#### Brief
Whenever "Show" appears in a line, please copy that line from the data.

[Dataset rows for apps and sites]
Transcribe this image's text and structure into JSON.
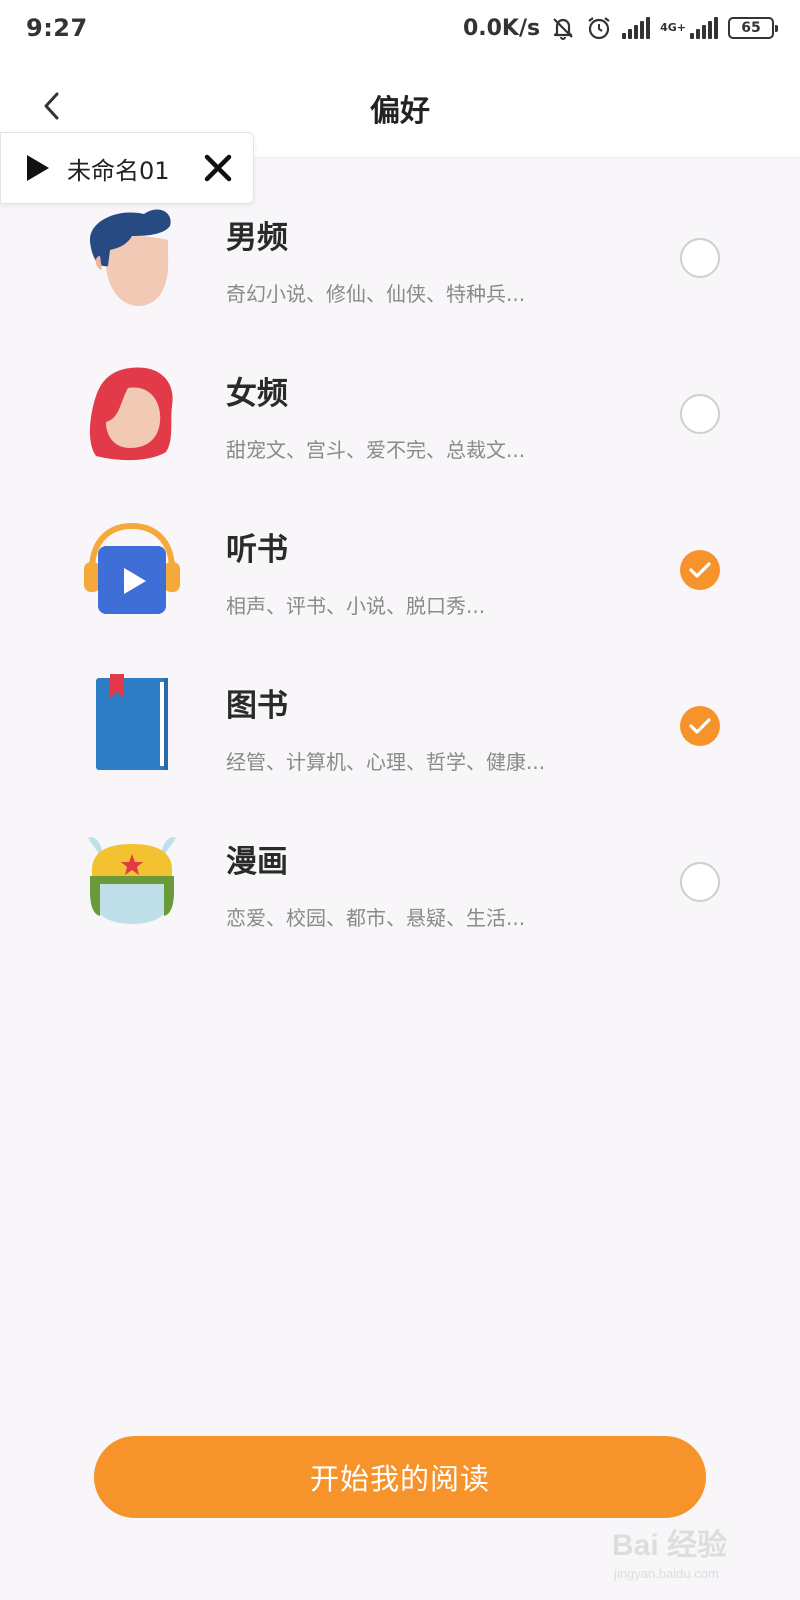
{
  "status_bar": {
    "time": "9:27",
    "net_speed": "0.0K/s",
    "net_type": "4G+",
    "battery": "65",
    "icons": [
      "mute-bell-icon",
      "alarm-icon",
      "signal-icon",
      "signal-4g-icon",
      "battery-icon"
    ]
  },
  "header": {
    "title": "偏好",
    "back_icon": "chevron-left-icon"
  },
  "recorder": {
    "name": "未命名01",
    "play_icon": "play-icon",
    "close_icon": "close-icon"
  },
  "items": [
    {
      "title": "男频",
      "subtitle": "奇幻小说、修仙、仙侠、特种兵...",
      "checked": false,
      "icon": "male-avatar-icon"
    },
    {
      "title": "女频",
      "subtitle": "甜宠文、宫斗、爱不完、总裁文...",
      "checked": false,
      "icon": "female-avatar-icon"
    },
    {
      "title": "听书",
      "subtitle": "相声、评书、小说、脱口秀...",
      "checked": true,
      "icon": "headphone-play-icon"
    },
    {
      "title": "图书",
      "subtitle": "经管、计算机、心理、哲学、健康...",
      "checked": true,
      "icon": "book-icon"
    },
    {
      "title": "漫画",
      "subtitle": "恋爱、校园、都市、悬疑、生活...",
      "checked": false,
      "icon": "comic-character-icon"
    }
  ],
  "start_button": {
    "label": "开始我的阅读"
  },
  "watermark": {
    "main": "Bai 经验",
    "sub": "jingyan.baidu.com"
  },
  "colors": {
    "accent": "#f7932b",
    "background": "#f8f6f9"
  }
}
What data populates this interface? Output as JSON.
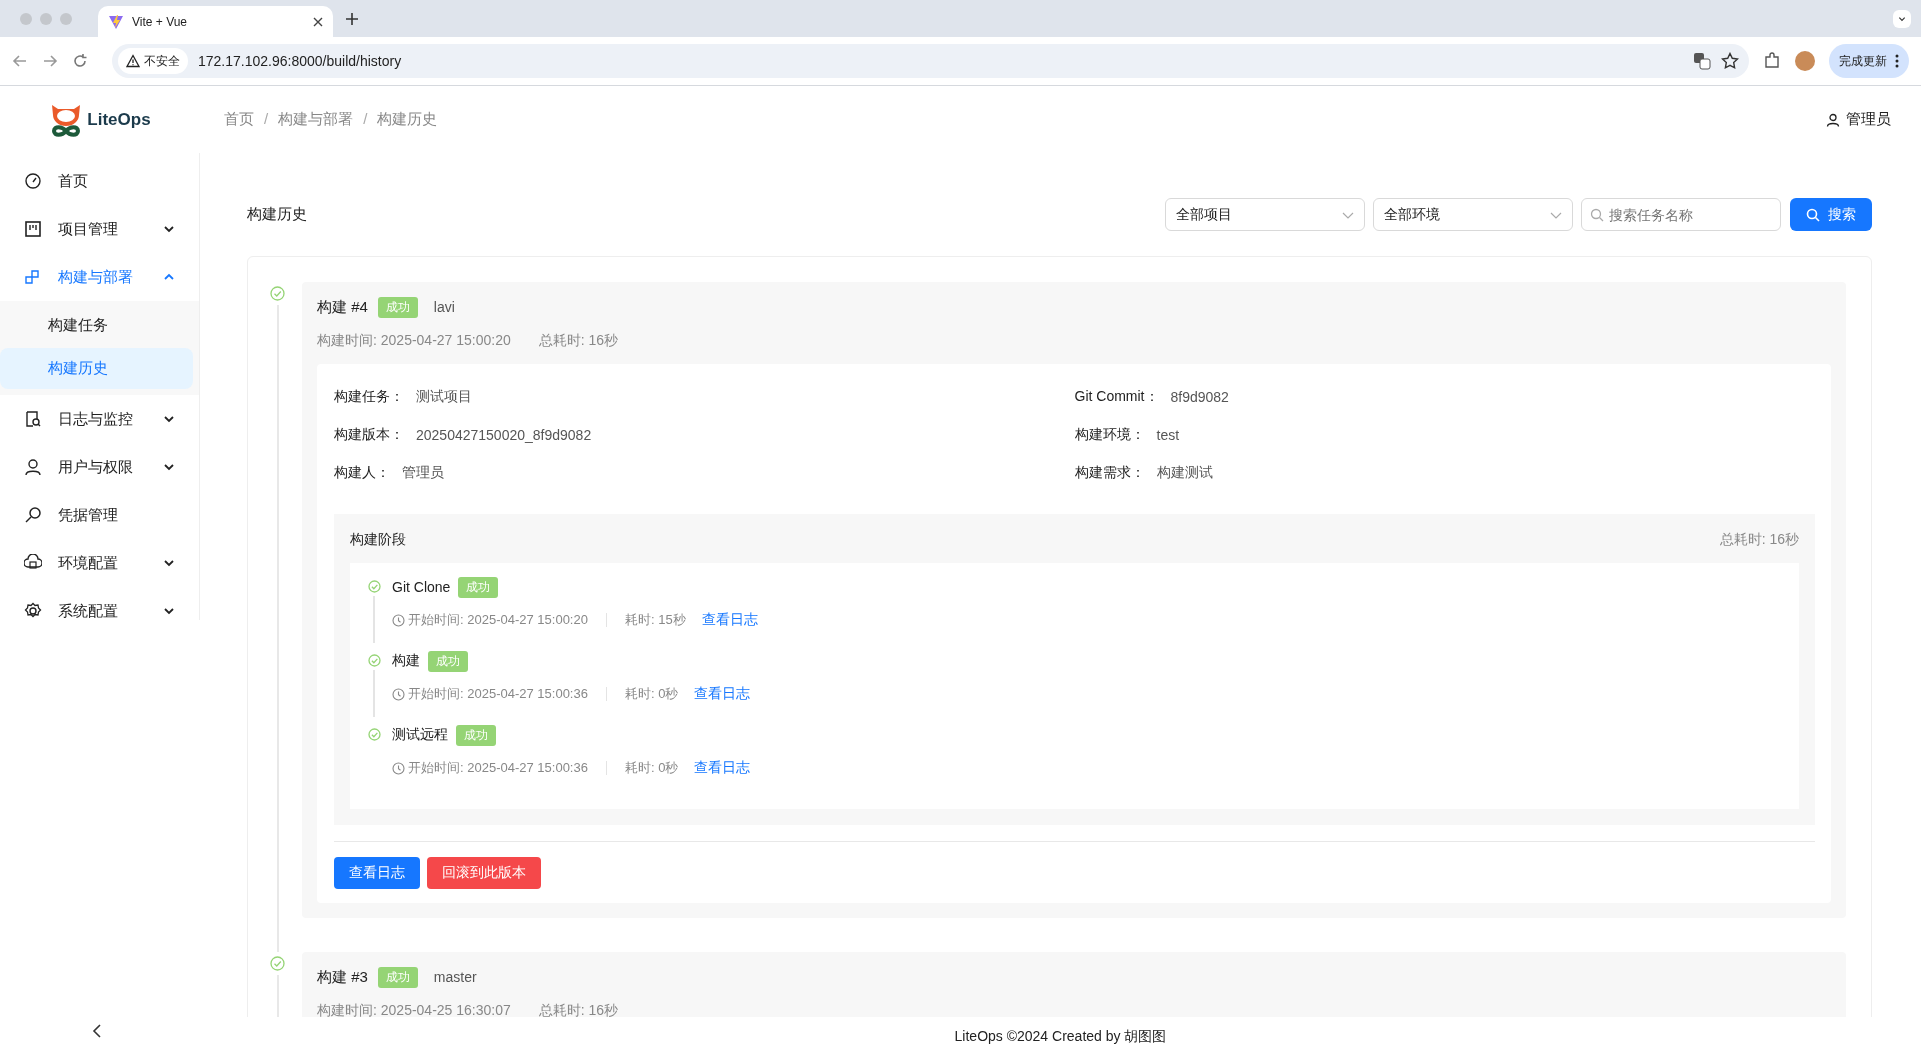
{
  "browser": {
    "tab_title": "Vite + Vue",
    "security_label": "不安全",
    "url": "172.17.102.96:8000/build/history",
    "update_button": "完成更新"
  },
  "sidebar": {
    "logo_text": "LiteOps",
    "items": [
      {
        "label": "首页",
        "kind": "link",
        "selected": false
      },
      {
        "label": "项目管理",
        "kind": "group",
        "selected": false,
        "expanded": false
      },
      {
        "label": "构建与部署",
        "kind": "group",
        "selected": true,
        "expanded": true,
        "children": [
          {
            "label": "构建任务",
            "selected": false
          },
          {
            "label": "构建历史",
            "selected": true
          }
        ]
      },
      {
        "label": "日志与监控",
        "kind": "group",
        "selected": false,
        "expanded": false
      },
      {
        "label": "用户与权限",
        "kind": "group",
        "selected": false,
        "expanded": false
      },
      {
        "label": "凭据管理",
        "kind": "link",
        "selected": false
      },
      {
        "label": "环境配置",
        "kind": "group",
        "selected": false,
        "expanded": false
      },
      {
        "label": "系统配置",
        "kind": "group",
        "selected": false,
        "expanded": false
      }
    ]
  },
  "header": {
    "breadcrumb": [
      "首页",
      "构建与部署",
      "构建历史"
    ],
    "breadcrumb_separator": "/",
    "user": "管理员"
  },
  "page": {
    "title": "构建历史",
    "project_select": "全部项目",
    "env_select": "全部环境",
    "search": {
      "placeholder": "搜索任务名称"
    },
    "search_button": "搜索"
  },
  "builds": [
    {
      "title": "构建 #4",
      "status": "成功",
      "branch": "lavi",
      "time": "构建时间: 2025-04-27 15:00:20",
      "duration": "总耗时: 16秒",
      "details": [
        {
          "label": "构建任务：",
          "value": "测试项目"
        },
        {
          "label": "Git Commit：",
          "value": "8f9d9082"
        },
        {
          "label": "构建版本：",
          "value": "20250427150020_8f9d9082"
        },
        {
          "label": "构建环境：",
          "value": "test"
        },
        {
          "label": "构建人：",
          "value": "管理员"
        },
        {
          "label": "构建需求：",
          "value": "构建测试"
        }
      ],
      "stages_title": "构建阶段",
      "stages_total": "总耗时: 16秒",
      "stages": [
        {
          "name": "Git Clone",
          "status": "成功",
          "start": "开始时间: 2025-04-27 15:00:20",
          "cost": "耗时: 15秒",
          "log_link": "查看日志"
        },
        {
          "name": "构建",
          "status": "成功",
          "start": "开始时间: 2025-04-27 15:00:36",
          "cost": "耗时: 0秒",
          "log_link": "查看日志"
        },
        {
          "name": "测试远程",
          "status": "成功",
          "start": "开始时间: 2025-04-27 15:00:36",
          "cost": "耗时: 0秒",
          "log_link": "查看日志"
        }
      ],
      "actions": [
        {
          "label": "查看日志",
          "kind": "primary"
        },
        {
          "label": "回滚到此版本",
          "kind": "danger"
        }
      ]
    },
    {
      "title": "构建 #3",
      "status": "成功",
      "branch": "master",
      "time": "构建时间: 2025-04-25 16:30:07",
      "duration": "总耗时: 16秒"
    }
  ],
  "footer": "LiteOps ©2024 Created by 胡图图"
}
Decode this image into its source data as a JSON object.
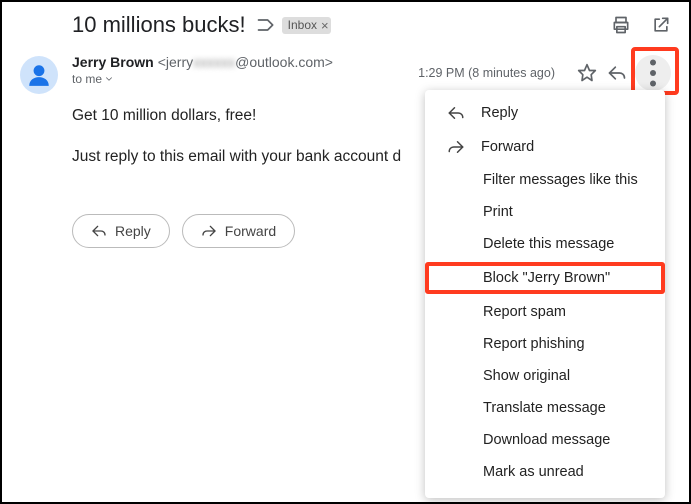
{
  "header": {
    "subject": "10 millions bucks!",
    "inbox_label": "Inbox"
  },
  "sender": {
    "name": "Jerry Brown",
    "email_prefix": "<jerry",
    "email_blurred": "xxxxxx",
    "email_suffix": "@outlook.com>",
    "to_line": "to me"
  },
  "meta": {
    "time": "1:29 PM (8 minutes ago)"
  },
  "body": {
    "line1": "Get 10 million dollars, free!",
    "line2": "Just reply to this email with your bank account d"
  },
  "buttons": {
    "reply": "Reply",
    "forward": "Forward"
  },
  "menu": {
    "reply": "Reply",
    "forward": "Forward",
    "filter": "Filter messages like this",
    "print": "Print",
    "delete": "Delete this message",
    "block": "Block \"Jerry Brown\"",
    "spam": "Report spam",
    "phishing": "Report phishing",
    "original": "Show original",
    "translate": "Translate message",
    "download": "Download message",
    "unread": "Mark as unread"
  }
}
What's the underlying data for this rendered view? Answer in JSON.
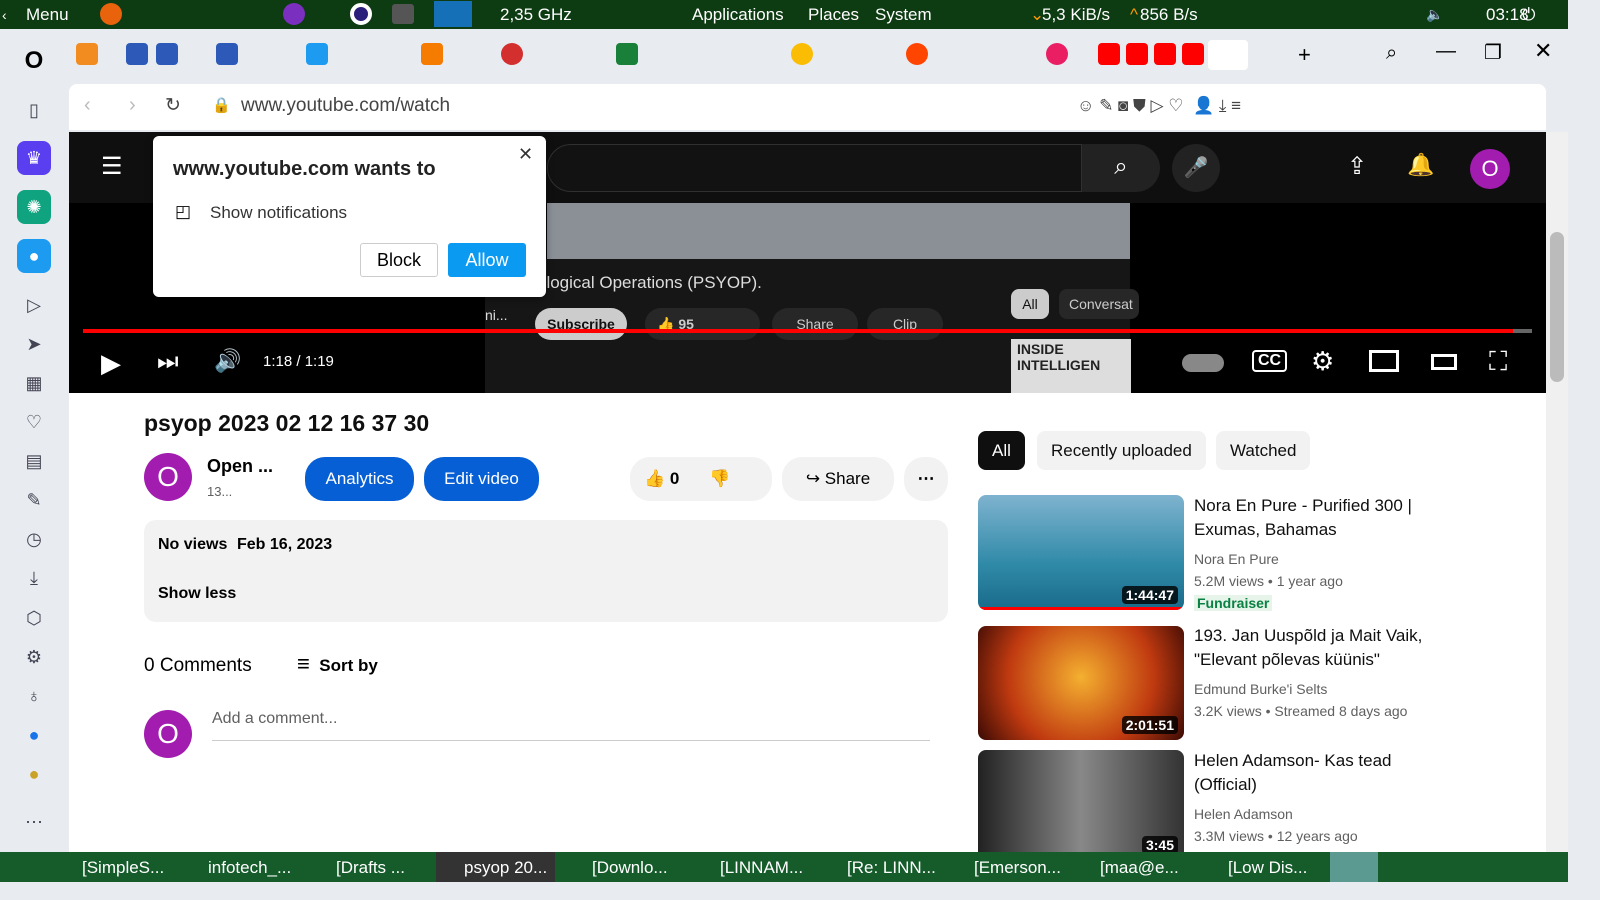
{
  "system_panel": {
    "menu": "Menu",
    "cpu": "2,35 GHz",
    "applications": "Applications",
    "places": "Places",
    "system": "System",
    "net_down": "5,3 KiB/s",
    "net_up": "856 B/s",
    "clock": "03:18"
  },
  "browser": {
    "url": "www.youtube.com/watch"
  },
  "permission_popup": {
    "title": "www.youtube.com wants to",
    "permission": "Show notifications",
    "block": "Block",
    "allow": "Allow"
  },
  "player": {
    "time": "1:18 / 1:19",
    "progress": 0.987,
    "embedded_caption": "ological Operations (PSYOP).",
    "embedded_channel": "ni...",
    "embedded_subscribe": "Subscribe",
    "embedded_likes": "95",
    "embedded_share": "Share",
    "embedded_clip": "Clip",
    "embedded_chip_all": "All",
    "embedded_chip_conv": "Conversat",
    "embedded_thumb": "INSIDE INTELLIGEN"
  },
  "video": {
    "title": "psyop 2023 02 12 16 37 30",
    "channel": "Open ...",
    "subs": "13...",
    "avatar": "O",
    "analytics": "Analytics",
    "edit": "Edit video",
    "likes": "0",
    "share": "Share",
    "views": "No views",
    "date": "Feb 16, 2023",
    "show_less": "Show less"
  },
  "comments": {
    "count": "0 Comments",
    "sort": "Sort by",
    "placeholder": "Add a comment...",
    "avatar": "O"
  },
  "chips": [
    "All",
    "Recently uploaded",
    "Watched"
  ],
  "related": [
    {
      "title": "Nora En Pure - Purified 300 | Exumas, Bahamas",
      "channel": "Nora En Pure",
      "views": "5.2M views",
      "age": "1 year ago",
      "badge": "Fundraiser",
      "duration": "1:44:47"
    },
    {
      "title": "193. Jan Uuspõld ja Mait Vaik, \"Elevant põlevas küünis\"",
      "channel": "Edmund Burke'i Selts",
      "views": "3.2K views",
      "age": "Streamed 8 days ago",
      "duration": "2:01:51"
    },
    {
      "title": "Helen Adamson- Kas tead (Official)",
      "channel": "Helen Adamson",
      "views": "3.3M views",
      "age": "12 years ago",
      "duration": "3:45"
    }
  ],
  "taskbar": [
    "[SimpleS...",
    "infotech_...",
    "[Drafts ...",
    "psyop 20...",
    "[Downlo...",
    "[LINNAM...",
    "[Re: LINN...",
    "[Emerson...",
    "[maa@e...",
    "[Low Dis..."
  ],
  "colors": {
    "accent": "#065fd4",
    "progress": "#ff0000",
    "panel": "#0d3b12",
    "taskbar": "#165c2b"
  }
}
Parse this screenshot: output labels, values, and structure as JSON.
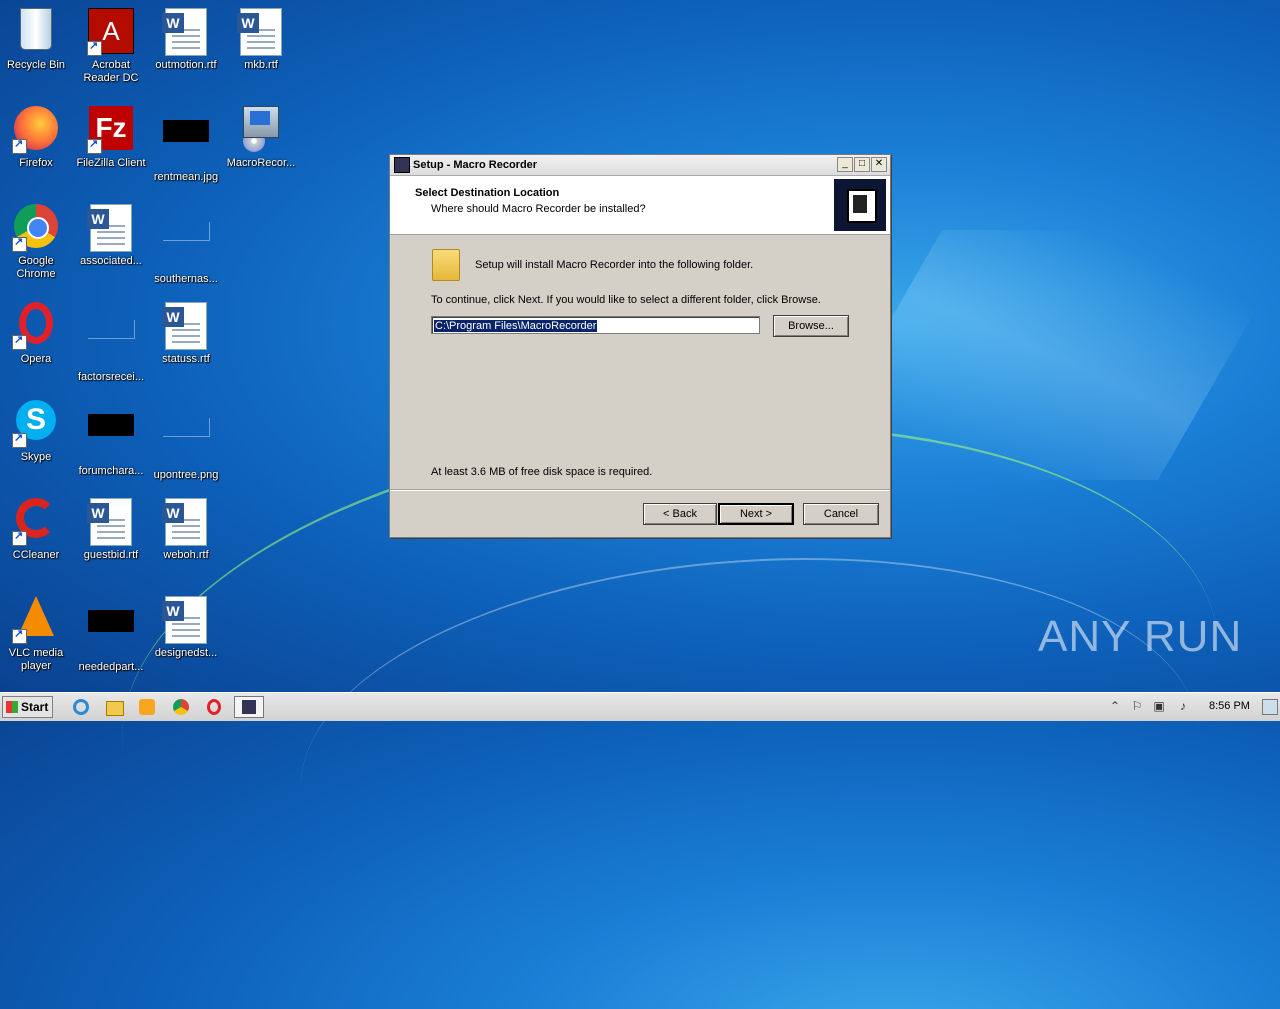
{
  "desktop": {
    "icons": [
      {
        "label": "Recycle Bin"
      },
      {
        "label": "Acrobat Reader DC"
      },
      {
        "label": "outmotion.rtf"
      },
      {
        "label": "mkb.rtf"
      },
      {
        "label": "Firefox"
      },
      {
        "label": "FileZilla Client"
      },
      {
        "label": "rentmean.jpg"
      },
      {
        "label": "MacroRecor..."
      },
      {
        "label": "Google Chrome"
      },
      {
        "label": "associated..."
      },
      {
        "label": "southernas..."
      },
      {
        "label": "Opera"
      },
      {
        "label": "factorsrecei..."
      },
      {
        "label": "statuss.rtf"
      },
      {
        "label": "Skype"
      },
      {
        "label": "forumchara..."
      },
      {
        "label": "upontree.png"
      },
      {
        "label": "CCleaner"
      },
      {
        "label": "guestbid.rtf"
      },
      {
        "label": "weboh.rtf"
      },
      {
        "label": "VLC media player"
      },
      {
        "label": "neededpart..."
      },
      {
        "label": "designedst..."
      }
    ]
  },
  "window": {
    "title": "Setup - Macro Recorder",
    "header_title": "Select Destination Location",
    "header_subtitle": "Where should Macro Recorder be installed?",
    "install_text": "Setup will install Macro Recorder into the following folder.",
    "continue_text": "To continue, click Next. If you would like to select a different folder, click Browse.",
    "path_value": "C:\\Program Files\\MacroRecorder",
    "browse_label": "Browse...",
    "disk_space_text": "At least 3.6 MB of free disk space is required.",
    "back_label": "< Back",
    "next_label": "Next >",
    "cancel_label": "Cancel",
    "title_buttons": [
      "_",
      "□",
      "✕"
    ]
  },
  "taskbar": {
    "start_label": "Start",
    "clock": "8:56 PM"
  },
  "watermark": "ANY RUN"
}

#### Response to this exercise
    "original": "Show original",
    "permission": "Show notifications",
    "show_less": "Show less"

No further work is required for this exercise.